Adopting the above approach as a guide to considerations for the design of a social media strategy could contribute to improving the depth of the impact of a museum’s engagement with its stakeholders.



[17] Anderson, C., 2004. ‘The Long Tail’. WIRED Magazine, 12:10. Available at:

[18] Bruner, J., 1996. The Culture of Education. Harvard University Press: Cambridge, MA

[19] Whaling, H., 2011. ‘5 Ways Social Media Has Changed Marketing Campaigns’. Modern Media Agency Series, mashable, 12th May 2011. Available at:

[20] Wesch, M., 2009. ‘The Machine is Changing Us: YouTube Culture and the Politics of Authenticity’. Personal Democracy Forum, NYC, 29-30th June 2009. Available at:

[21] Wellman, B., 2001. Physical place and cyber-place: The rise of networked Individualism. International Journal for Urban and Regional Research, 25: 227-5

[22] Putnam, R.D., 2000. Bowling Alone: The Collapse and Revival of American Community, Simon & Schuster: New York

[23] Ruddock, A., 2001. Understanding Audiences: Theory and Method, Sage: London

[24] Mariampolski, H., 2006. Ethnography for Marketers. A Guide to Consumer Immersion, Sage: London

[25] Mariampolski, H., 2001. Qualitative Market Research.
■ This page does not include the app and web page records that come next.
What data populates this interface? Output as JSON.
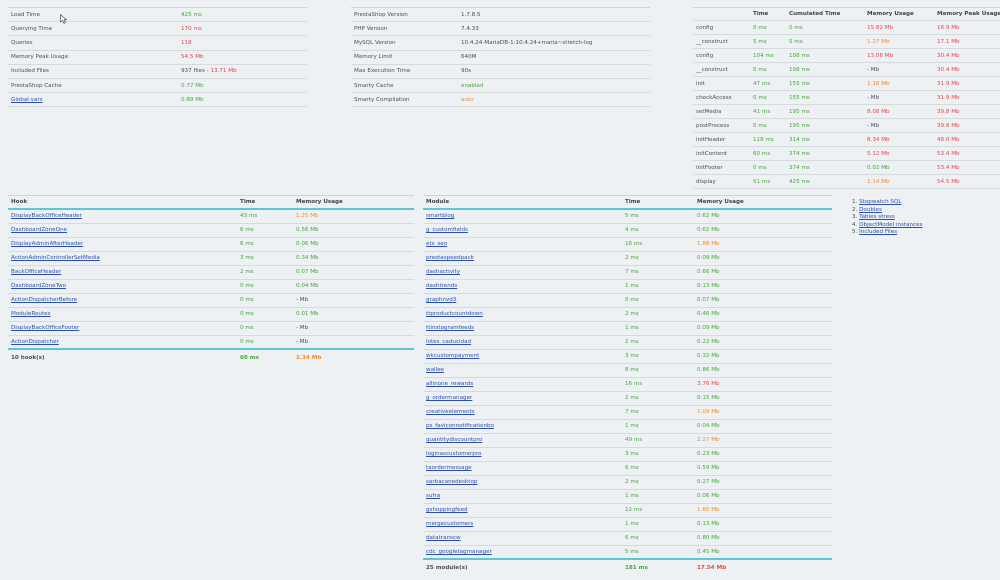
{
  "summary": {
    "rows": [
      {
        "label": "Load Time",
        "value": "425 ms",
        "cls": "ok"
      },
      {
        "label": "Querying Time",
        "value": "170 ms",
        "cls": "bad"
      },
      {
        "label": "Queries",
        "value": "118",
        "cls": "bad"
      },
      {
        "label": "Memory Peak Usage",
        "value": "54.5 Mb",
        "cls": "bad"
      },
      {
        "label": "Included Files",
        "value": "937 files - ",
        "extra": "13.71 Mb",
        "cls": "muted"
      },
      {
        "label": "PrestaShop Cache",
        "value": "0.77 Mb",
        "cls": "ok"
      },
      {
        "label": "Global vars",
        "value": "0.89 Mb",
        "cls": "ok",
        "link": true
      }
    ]
  },
  "config": {
    "rows": [
      {
        "label": "PrestaShop Version",
        "value": "1.7.8.5",
        "cls": "muted"
      },
      {
        "label": "PHP Version",
        "value": "7.4.33",
        "cls": "muted"
      },
      {
        "label": "MySQL Version",
        "value": "10.4.24-MariaDB-1:10.4.24+maria~stretch-log",
        "cls": "muted"
      },
      {
        "label": "Memory Limit",
        "value": "640M",
        "cls": "muted"
      },
      {
        "label": "Max Execution Time",
        "value": "90s",
        "cls": "muted"
      },
      {
        "label": "Smarty Cache",
        "value": "enabled",
        "cls": "ok"
      },
      {
        "label": "Smarty Compilation",
        "value": "auto",
        "cls": "warn"
      }
    ]
  },
  "stopwatch": {
    "headers": [
      "",
      "Time",
      "Cumulated Time",
      "Memory Usage",
      "Memory Peak Usage"
    ],
    "rows": [
      [
        "config",
        "0 ms",
        "ok",
        "0 ms",
        "ok",
        "15.82 Mb",
        "bad",
        "16.9 Mb",
        "bad"
      ],
      [
        "__construct",
        "5 ms",
        "ok",
        "5 ms",
        "ok",
        "1.27 Mb",
        "warn",
        "17.1 Mb",
        "bad"
      ],
      [
        "config",
        "104 ms",
        "ok",
        "108 ms",
        "ok",
        "13.06 Mb",
        "bad",
        "30.4 Mb",
        "bad"
      ],
      [
        "__construct",
        "0 ms",
        "ok",
        "108 ms",
        "ok",
        "- Mb",
        "muted",
        "30.4 Mb",
        "bad"
      ],
      [
        "init",
        "47 ms",
        "ok",
        "155 ms",
        "ok",
        "1.16 Mb",
        "warn",
        "31.9 Mb",
        "bad"
      ],
      [
        "checkAccess",
        "0 ms",
        "ok",
        "155 ms",
        "ok",
        "- Mb",
        "muted",
        "31.9 Mb",
        "bad"
      ],
      [
        "setMedia",
        "41 ms",
        "ok",
        "195 ms",
        "ok",
        "8.08 Mb",
        "bad",
        "39.8 Mb",
        "bad"
      ],
      [
        "postProcess",
        "0 ms",
        "ok",
        "195 ms",
        "ok",
        "- Mb",
        "muted",
        "39.8 Mb",
        "bad"
      ],
      [
        "initHeader",
        "118 ms",
        "ok",
        "314 ms",
        "ok",
        "8.34 Mb",
        "bad",
        "48.0 Mb",
        "bad"
      ],
      [
        "initContent",
        "60 ms",
        "ok",
        "374 ms",
        "ok",
        "5.12 Mb",
        "bad",
        "53.4 Mb",
        "bad"
      ],
      [
        "initFooter",
        "0 ms",
        "ok",
        "374 ms",
        "ok",
        "0.02 Mb",
        "ok",
        "53.4 Mb",
        "bad"
      ],
      [
        "display",
        "51 ms",
        "ok",
        "425 ms",
        "ok",
        "1.14 Mb",
        "warn",
        "54.5 Mb",
        "bad"
      ]
    ]
  },
  "legend": [
    {
      "num": "1.",
      "label": "Stopwatch SQL"
    },
    {
      "num": "2.",
      "label": "Doubles"
    },
    {
      "num": "3.",
      "label": "Tables stress"
    },
    {
      "num": "4.",
      "label": "ObjectModel instances"
    },
    {
      "num": "5.",
      "label": "Included Files"
    }
  ],
  "hooks": {
    "headers": [
      "Hook",
      "Time",
      "Memory Usage"
    ],
    "rows": [
      [
        "DisplayBackOfficeHeader",
        "43 ms",
        "ok",
        "1.25 Mb",
        "warn"
      ],
      [
        "DashboardZoneOne",
        "6 ms",
        "ok",
        "0.56 Mb",
        "ok"
      ],
      [
        "DisplayAdminAfterHeader",
        "6 ms",
        "ok",
        "0.06 Mb",
        "ok"
      ],
      [
        "ActionAdminControllerSetMedia",
        "3 ms",
        "ok",
        "0.34 Mb",
        "ok"
      ],
      [
        "BackOfficeHeader",
        "2 ms",
        "ok",
        "0.07 Mb",
        "ok"
      ],
      [
        "DashboardZoneTwo",
        "0 ms",
        "ok",
        "0.04 Mb",
        "ok"
      ],
      [
        "ActionDispatcherBefore",
        "0 ms",
        "ok",
        "- Mb",
        "muted"
      ],
      [
        "ModuleRoutes",
        "0 ms",
        "ok",
        "0.01 Mb",
        "ok"
      ],
      [
        "DisplayBackOfficeFooter",
        "0 ms",
        "ok",
        "- Mb",
        "muted"
      ],
      [
        "ActionDispatcher",
        "0 ms",
        "ok",
        "- Mb",
        "muted"
      ]
    ],
    "footer": [
      "10 hook(s)",
      "60 ms",
      "ok",
      "2.34 Mb",
      "warn"
    ]
  },
  "modules": {
    "headers": [
      "Module",
      "Time",
      "Memory Usage"
    ],
    "rows": [
      [
        "smartblog",
        "5 ms",
        "ok",
        "0.62 Mb",
        "ok"
      ],
      [
        "g_customfields",
        "4 ms",
        "ok",
        "0.62 Mb",
        "ok"
      ],
      [
        "ets_seo",
        "16 ms",
        "ok",
        "1.88 Mb",
        "warn"
      ],
      [
        "prestaspeedpack",
        "2 ms",
        "ok",
        "0.09 Mb",
        "ok"
      ],
      [
        "dashactivity",
        "7 ms",
        "ok",
        "0.66 Mb",
        "ok"
      ],
      [
        "dashtrends",
        "1 ms",
        "ok",
        "0.13 Mb",
        "ok"
      ],
      [
        "graphnvd3",
        "0 ms",
        "ok",
        "0.07 Mb",
        "ok"
      ],
      [
        "ttproductcountdown",
        "2 ms",
        "ok",
        "0.46 Mb",
        "ok"
      ],
      [
        "ttinstagramfeeds",
        "1 ms",
        "ok",
        "0.09 Mb",
        "ok"
      ],
      [
        "lotes_caducidad",
        "2 ms",
        "ok",
        "0.22 Mb",
        "ok"
      ],
      [
        "wkcustompayment",
        "3 ms",
        "ok",
        "0.32 Mb",
        "ok"
      ],
      [
        "wallee",
        "8 ms",
        "ok",
        "0.86 Mb",
        "ok"
      ],
      [
        "allinone_rewards",
        "16 ms",
        "ok",
        "3.76 Mb",
        "bad"
      ],
      [
        "g_ordermanager",
        "2 ms",
        "ok",
        "0.15 Mb",
        "ok"
      ],
      [
        "creativeelements",
        "7 ms",
        "ok",
        "1.09 Mb",
        "warn"
      ],
      [
        "ps_faviconnotificationbo",
        "1 ms",
        "ok",
        "0.04 Mb",
        "ok"
      ],
      [
        "quantitydiscountpro",
        "49 ms",
        "ok",
        "2.27 Mb",
        "warn"
      ],
      [
        "loginascustomerpro",
        "3 ms",
        "ok",
        "0.23 Mb",
        "ok"
      ],
      [
        "taordermessage",
        "6 ms",
        "ok",
        "0.59 Mb",
        "ok"
      ],
      [
        "sarbacanedesktop",
        "2 ms",
        "ok",
        "0.27 Mb",
        "ok"
      ],
      [
        "sufra",
        "1 ms",
        "ok",
        "0.06 Mb",
        "ok"
      ],
      [
        "gshoppingfeed",
        "12 ms",
        "ok",
        "1.60 Mb",
        "warn"
      ],
      [
        "mergecustomers",
        "1 ms",
        "ok",
        "0.13 Mb",
        "ok"
      ],
      [
        "datatranscw",
        "6 ms",
        "ok",
        "0.80 Mb",
        "ok"
      ],
      [
        "cdc_googletagmanager",
        "5 ms",
        "ok",
        "0.45 Mb",
        "ok"
      ]
    ],
    "footer": [
      "25 module(s)",
      "181 ms",
      "ok",
      "17.54 Mb",
      "bad"
    ]
  }
}
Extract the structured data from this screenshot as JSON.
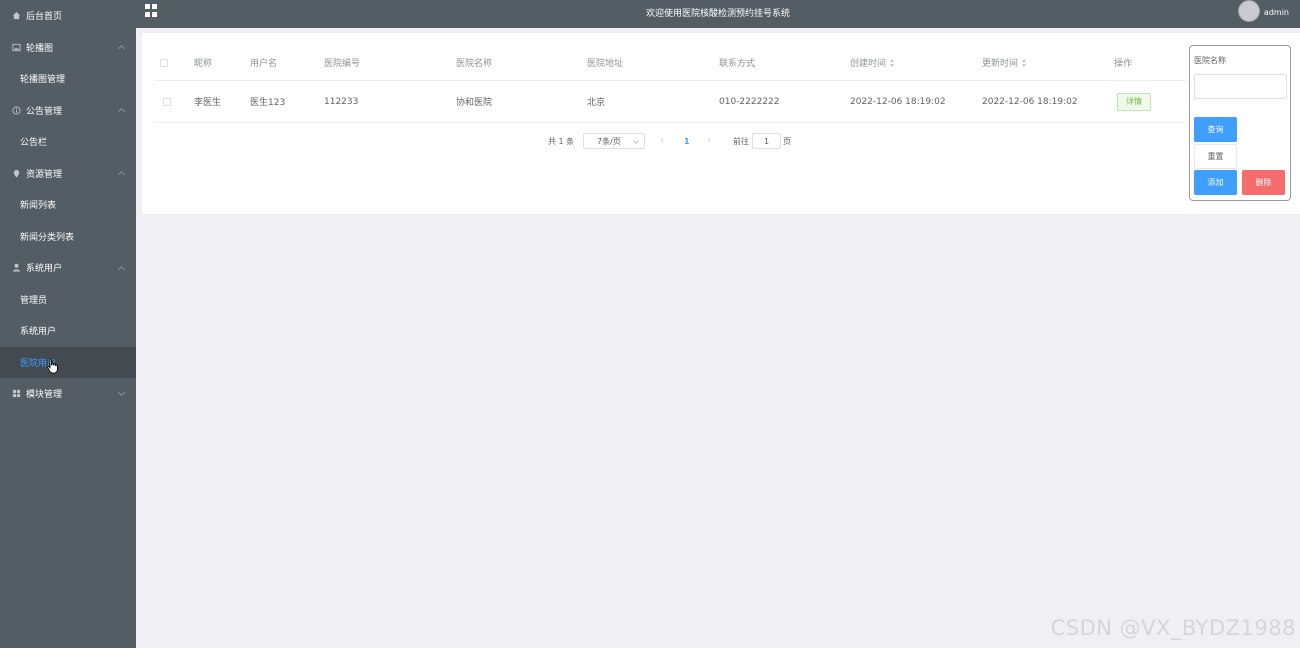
{
  "header": {
    "title": "欢迎使用医院核酸检测预约挂号系统",
    "user": "admin"
  },
  "sidebar": {
    "items": [
      {
        "type": "parent",
        "label": "后台首页",
        "icon": "home-icon",
        "chevron": "none"
      },
      {
        "type": "parent",
        "label": "轮播图",
        "icon": "picture-icon",
        "chevron": "up"
      },
      {
        "type": "child",
        "label": "轮播图管理"
      },
      {
        "type": "parent",
        "label": "公告管理",
        "icon": "info-icon",
        "chevron": "up"
      },
      {
        "type": "child",
        "label": "公告栏"
      },
      {
        "type": "parent",
        "label": "资源管理",
        "icon": "location-icon",
        "chevron": "up"
      },
      {
        "type": "child",
        "label": "新闻列表"
      },
      {
        "type": "child",
        "label": "新闻分类列表"
      },
      {
        "type": "parent",
        "label": "系统用户",
        "icon": "user-icon",
        "chevron": "up"
      },
      {
        "type": "child",
        "label": "管理员"
      },
      {
        "type": "child",
        "label": "系统用户"
      },
      {
        "type": "child",
        "label": "医院用户",
        "active": true
      },
      {
        "type": "parent",
        "label": "模块管理",
        "icon": "grid-icon",
        "chevron": "down"
      }
    ]
  },
  "table": {
    "columns": [
      "昵称",
      "用户名",
      "医院编号",
      "医院名称",
      "医院地址",
      "联系方式",
      "创建时间",
      "更新时间",
      "操作"
    ],
    "rows": [
      {
        "nickname": "李医生",
        "username": "医生123",
        "hospital_no": "112233",
        "hospital_name": "协和医院",
        "hospital_address": "北京",
        "contact": "010-2222222",
        "created": "2022-12-06 18:19:02",
        "updated": "2022-12-06 18:19:02",
        "action_label": "详情"
      }
    ]
  },
  "pagination": {
    "total_text": "共 1 条",
    "page_size": "7条/页",
    "current_page": "1",
    "goto_label": "前往",
    "goto_value": "1",
    "page_unit": "页"
  },
  "search": {
    "label": "医院名称",
    "value": "",
    "query_label": "查询",
    "reset_label": "重置",
    "add_label": "添加",
    "delete_label": "删除"
  },
  "watermark": "CSDN @VX_BYDZ1988",
  "colors": {
    "sidebar_bg": "#545c64",
    "active_text": "#409eff",
    "primary": "#409eff",
    "danger": "#f56c6c",
    "success": "#67c23a"
  }
}
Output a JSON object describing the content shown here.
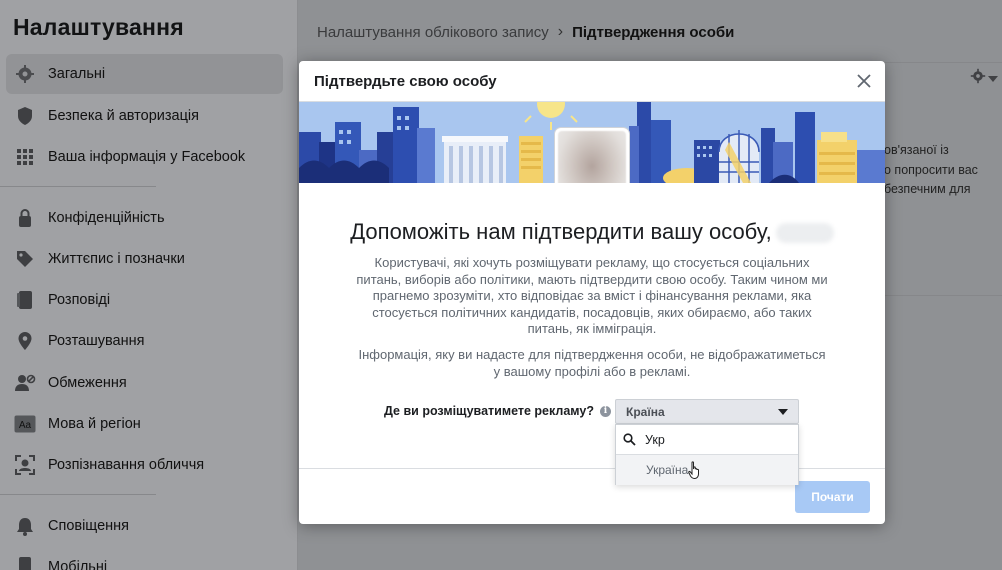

A Comprehensive Guide, Sage: London

[26] Meyer, C., 2009. ‘Centre-Edge Organization: An Alternative to Traditional Hierarchy.’ Working Wider, 12th October 2009. Available at:

[27] Christidou, D., 2010. ‘Re-Introducing Visitors: Thoughts and Discussion on John Falk’s Notion of Visitors’ Identity-Related Visit Motivations’, Institute of Archaeology, 20

[28] Kozinets, R.V., 2002. ‘The Field Behind the Screen: Using Netnography for Marketing Research in Online Communities’. Journal of Marketing Research, 39, February: 61-72